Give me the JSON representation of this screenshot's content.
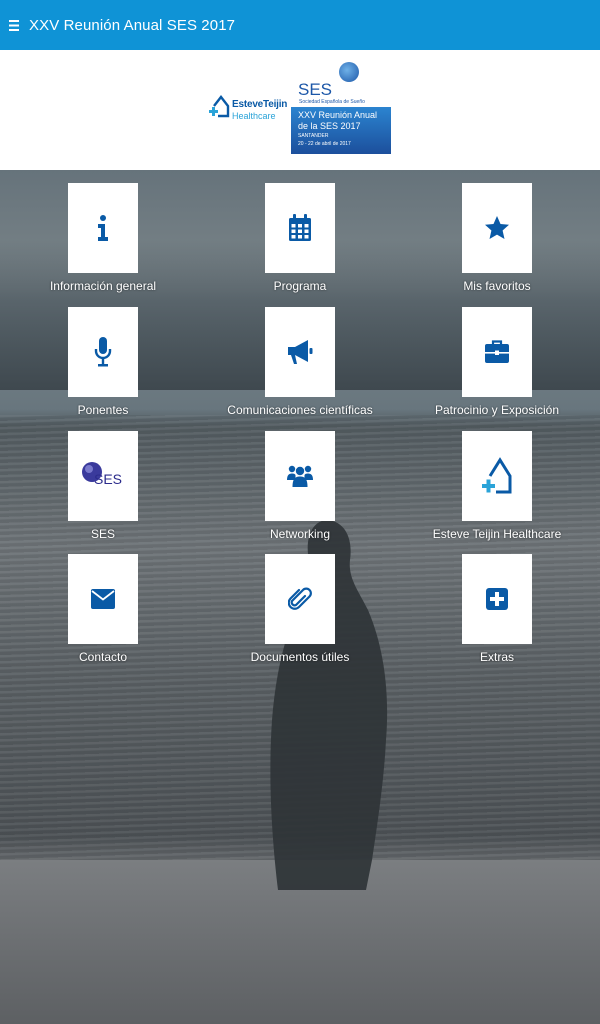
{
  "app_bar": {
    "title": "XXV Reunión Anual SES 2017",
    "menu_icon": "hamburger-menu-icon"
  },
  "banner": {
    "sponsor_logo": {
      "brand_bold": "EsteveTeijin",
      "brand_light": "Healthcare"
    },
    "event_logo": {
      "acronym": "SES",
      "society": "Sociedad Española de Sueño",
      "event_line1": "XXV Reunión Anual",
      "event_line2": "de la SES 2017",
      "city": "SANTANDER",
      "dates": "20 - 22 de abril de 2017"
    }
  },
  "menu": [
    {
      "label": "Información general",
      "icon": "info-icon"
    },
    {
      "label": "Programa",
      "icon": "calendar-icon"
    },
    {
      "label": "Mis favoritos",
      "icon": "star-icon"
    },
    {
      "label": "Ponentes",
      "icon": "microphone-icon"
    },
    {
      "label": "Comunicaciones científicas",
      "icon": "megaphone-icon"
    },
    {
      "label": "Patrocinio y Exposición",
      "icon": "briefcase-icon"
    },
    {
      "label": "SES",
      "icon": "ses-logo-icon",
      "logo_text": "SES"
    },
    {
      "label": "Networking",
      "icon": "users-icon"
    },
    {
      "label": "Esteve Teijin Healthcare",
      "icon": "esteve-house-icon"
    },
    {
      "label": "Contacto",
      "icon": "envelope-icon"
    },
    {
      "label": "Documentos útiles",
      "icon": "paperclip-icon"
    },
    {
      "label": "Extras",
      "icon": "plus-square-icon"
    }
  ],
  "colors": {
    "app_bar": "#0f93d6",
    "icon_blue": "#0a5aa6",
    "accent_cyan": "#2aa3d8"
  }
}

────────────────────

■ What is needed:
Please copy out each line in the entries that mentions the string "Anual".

■ Your solution:
    "title": "XXV Reunión Anual SES 2017",
      "event_line1": "XXV Reunión Anual",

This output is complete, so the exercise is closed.